The consumer is on both sides the dependent variable of the economy: he can only spend what he earns and only buy what he is offered for this money. He does not decide the range of commodities, but can do nothing more than fit his needs to his wallet and the range of commodities on the market. The need to self-ration is forced by this society; the fantasy of properly rationing oneself and thereby having some control is hogwash.

You make a peace offer to this criticism, that maybe we think “many people who consume consciously do not address the causes of the problems of this world.” That is not true. We do not want to say that people who set “consumer power” against the imperfections of the market economy don’t dig deep enough or do enough and also not that their good deed would take too long to have an effect, but that they pose a false reason for the “problems”: the insufficient willingness of the consumers to act so that everything is hunky-dory.

You ask about our alternatives: we have no political alternative to offer people as consumers. In this role they are and remain integrated into a whole economic system and can do nothing else with their money than contribute to the success of the capital turnover. There is no commercially available product which corrects this economy’s purpose and way of calculating which one could acquire by switching suppliers.
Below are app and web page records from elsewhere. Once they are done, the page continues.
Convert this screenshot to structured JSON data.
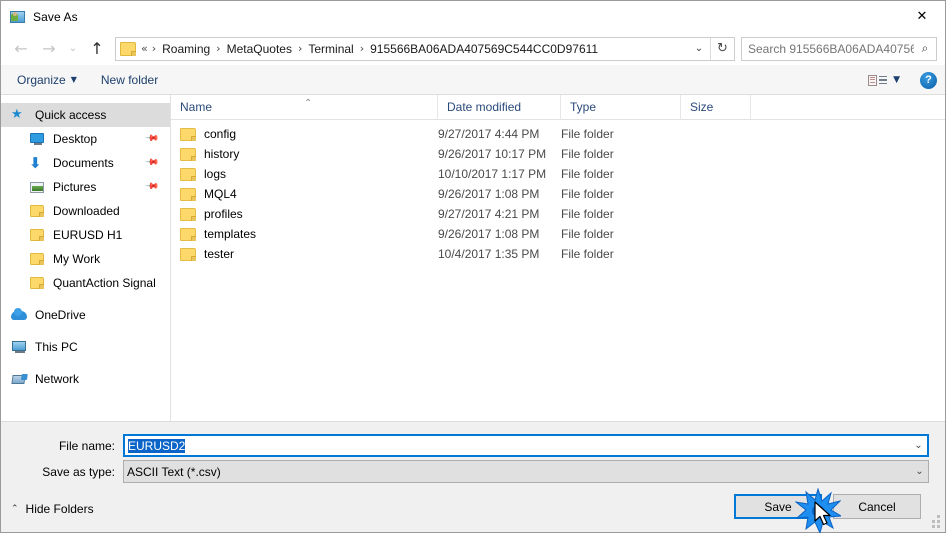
{
  "window": {
    "title": "Save As",
    "app_icon": "save-as-app-icon",
    "close_label": "✕"
  },
  "nav": {
    "back_icon": "arrow-left-icon",
    "forward_icon": "arrow-right-icon",
    "recent_icon": "chevron-down-icon",
    "up_icon": "arrow-up-icon",
    "folder_icon": "folder-icon",
    "breadcrumbs": [
      {
        "label": "«",
        "type": "overflow"
      },
      {
        "label": "Roaming",
        "type": "crumb"
      },
      {
        "label": "MetaQuotes",
        "type": "crumb"
      },
      {
        "label": "Terminal",
        "type": "crumb"
      },
      {
        "label": "915566BA06ADA407569C544CC0D97611",
        "type": "crumb"
      }
    ],
    "separator": "›",
    "dropdown_icon": "chevron-down-icon",
    "refresh_icon": "refresh-icon"
  },
  "search": {
    "placeholder": "Search 915566BA06ADA40756...",
    "value": "",
    "icon": "search-icon"
  },
  "toolbar": {
    "organize_label": "Organize",
    "organize_caret": "▼",
    "new_folder_label": "New folder",
    "view_icon": "view-options-icon",
    "view_caret": "▼",
    "help_label": "?"
  },
  "sidebar": {
    "items": [
      {
        "label": "Quick access",
        "icon": "star-icon",
        "selected": true,
        "indent": false,
        "pinned": false,
        "group": false
      },
      {
        "label": "Desktop",
        "icon": "desktop-icon",
        "selected": false,
        "indent": true,
        "pinned": true,
        "group": false
      },
      {
        "label": "Documents",
        "icon": "download-icon",
        "selected": false,
        "indent": true,
        "pinned": true,
        "group": false
      },
      {
        "label": "Pictures",
        "icon": "pictures-icon",
        "selected": false,
        "indent": true,
        "pinned": true,
        "group": false
      },
      {
        "label": "Downloaded",
        "icon": "folder-icon",
        "selected": false,
        "indent": true,
        "pinned": false,
        "group": false
      },
      {
        "label": "EURUSD H1",
        "icon": "folder-icon",
        "selected": false,
        "indent": true,
        "pinned": false,
        "group": false
      },
      {
        "label": "My Work",
        "icon": "folder-icon",
        "selected": false,
        "indent": true,
        "pinned": false,
        "group": false
      },
      {
        "label": "QuantAction Signal",
        "icon": "folder-icon",
        "selected": false,
        "indent": true,
        "pinned": false,
        "group": false
      },
      {
        "label": "OneDrive",
        "icon": "cloud-icon",
        "selected": false,
        "indent": false,
        "pinned": false,
        "group": true
      },
      {
        "label": "This PC",
        "icon": "computer-icon",
        "selected": false,
        "indent": false,
        "pinned": false,
        "group": true
      },
      {
        "label": "Network",
        "icon": "network-icon",
        "selected": false,
        "indent": false,
        "pinned": false,
        "group": true
      }
    ]
  },
  "filelist": {
    "columns": [
      {
        "label": "Name",
        "sorted": true,
        "sort_mark": "⌃"
      },
      {
        "label": "Date modified",
        "sorted": false,
        "sort_mark": ""
      },
      {
        "label": "Type",
        "sorted": false,
        "sort_mark": ""
      },
      {
        "label": "Size",
        "sorted": false,
        "sort_mark": ""
      }
    ],
    "rows": [
      {
        "name": "config",
        "date": "9/27/2017 4:44 PM",
        "type": "File folder",
        "size": ""
      },
      {
        "name": "history",
        "date": "9/26/2017 10:17 PM",
        "type": "File folder",
        "size": ""
      },
      {
        "name": "logs",
        "date": "10/10/2017 1:17 PM",
        "type": "File folder",
        "size": ""
      },
      {
        "name": "MQL4",
        "date": "9/26/2017 1:08 PM",
        "type": "File folder",
        "size": ""
      },
      {
        "name": "profiles",
        "date": "9/27/2017 4:21 PM",
        "type": "File folder",
        "size": ""
      },
      {
        "name": "templates",
        "date": "9/26/2017 1:08 PM",
        "type": "File folder",
        "size": ""
      },
      {
        "name": "tester",
        "date": "10/4/2017 1:35 PM",
        "type": "File folder",
        "size": ""
      }
    ]
  },
  "form": {
    "file_name_label": "File name:",
    "file_name_value": "EURUSD2",
    "file_name_caret": "⌄",
    "save_type_label": "Save as type:",
    "save_type_value": "ASCII Text (*.csv)",
    "save_type_caret": "⌄"
  },
  "footer": {
    "hide_folders_label": "Hide Folders",
    "hide_folders_caret": "⌃",
    "save_label": "Save",
    "cancel_label": "Cancel"
  },
  "colors": {
    "accent": "#0078d7",
    "selection": "#0b64c8",
    "folder": "#fcd96a",
    "crumb_text": "#1a1a1a",
    "header_text": "#2a4a7a"
  }
}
Improving the world at zero cost looks the same accordingly.

Related articles on consumption and consumer power:

“Fair Trade” – The capitalist world market as a challenge to the consumer’s morality

“Taste the waste”